The statewide press association filed the lawsuit in 4th District Court on Monday, asking a judge to order McGeachin to fully release the records about her Education Task Force and comply with the timelines set under the state’s Public Records Act.

The Idaho Press Club also wants McGeachin to pay for the club’s legal fees and pay penalties for having improperly denied the records requests.

McGeachin did not immediately respond to a request for comment from The Associated Press.

Idaho’s Public Records Act protects residents’ right to monitor state and local officials and agencies by providing access to government records. The law generally holds that government records are presumed to be open to the public, though it also allows some records to be kept confidential, like those that would interfere with active law enforcement investigations.

According to the lawsuit, journalists Audrey Dutton and Clark Corbin with the Idaho Capital Sun, Blake Jones with Idaho Education News and Hayat Norimine with the Idaho Statesman all filed separate public records requests with McGeachin’s office seeking records about her Education Task Force. McGeachin announced that she was creating the task force in April to “examine indoctrination in Idaho education and to protect our young people from the scourge of critical race theory, socialism, communism and Marxism.”

In her request, Dutton asked for a spreadsheet showing the feedback McGeachin had received from the public on her task force.

McGeachin’s chief of staff, Jordan Watters first told Dutton that some of the information was exempt from disclosure and later denied that Dutton had asked for some of the information at all, according to the lawsuit.

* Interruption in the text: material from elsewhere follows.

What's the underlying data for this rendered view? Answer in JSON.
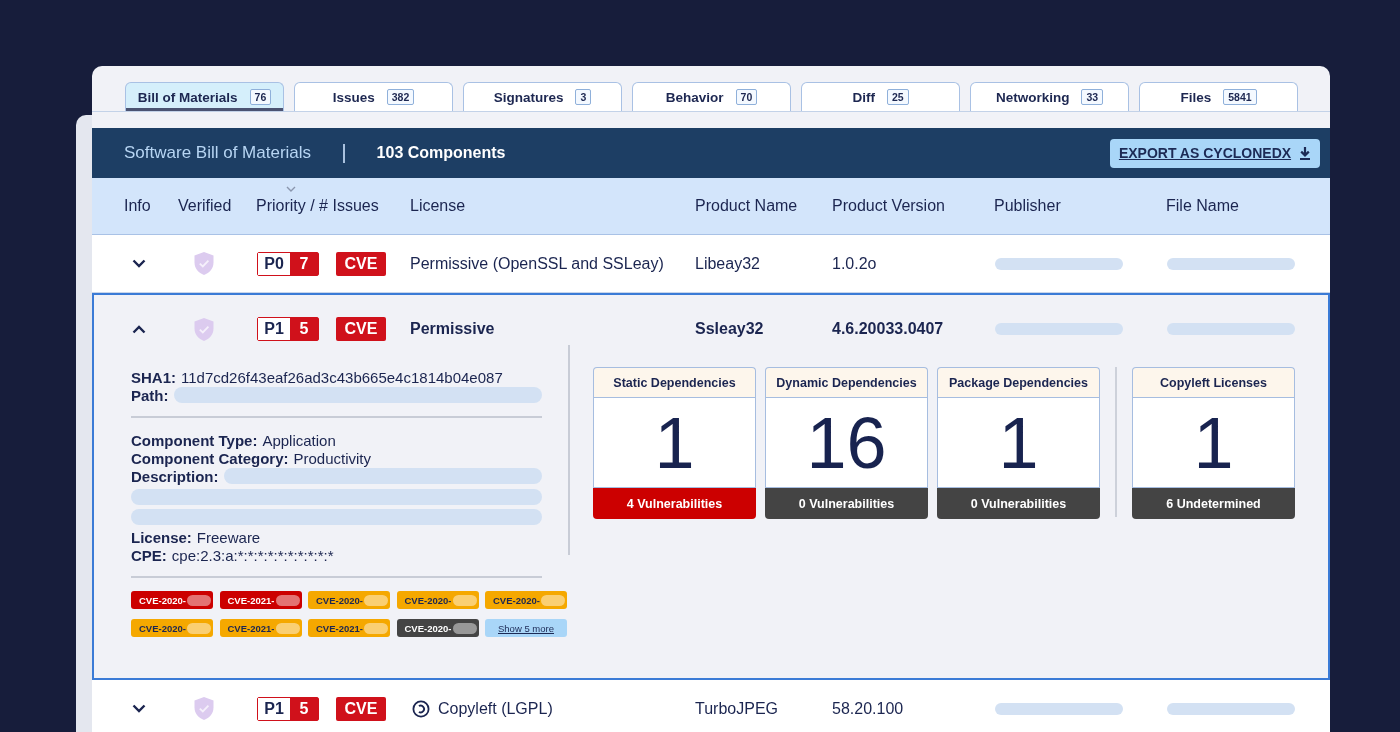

Dutton was told that she would have to pay more than $500 to get the information and that it would take longer than allowed under the public records law.

The law allows government entities to charge people seeking information for some of the costs of filling requests.

McGeachin later wrote a Facebook post criticizing Dutton’s public records request and suggesting that the news outlet would somehow use the information to attack residents.

“Not only are they requesting the comments, but they are also demanding the names and email addresses of those who made the comments,” McGeachin wrote in the post. “Why does the media want YOUR personal information? Do they plan to release it and encourage employers and government agencies to retaliate against Idahoans who have expressed concerns about Idaho’s education system?”

Jones’ request was similar, and he also was told it would cost $560 for redactions — though the redaction work was identical to the work the office said was necessary for Dutton’s request.

Norimine sought copies of the task force feedback provided via an online form. Norimine was told the names and emails of those who provided comments would be redacted and that it would cost $1,540 to fill the request.

By this time, McGeachin’s office had hired a private law firm to deal with the public record requests. Corbin filed a request seeking a copy of the agreement between the lieutenant governor and Boyles Law as well as any bills or invoices. McGeachin’s office also denied that request, saying it was exempt under attorney-client privilege and executive privilege rules.

“By denying and obstructing the access of the press to their public records, the Lieutenant Governor and her agents are thwarting the very purpose of the Idaho Public Records Act: to provide an open and transparent government,” the Idaho Press Club’s attorney, Wendy Olson, wrote in the lawsuit.

Olson said the exemptions that McGeachin’s office used to deny the requests don’t apply and that her response to the journalists was “frivolous and in bad faith.”

The Idaho Press Club wants a judge to order McGeachin to turn over the documents. If the judge maintains they are exempt from disclosure, the organization wants the judge review them privately to see if the exemptions are appropriate.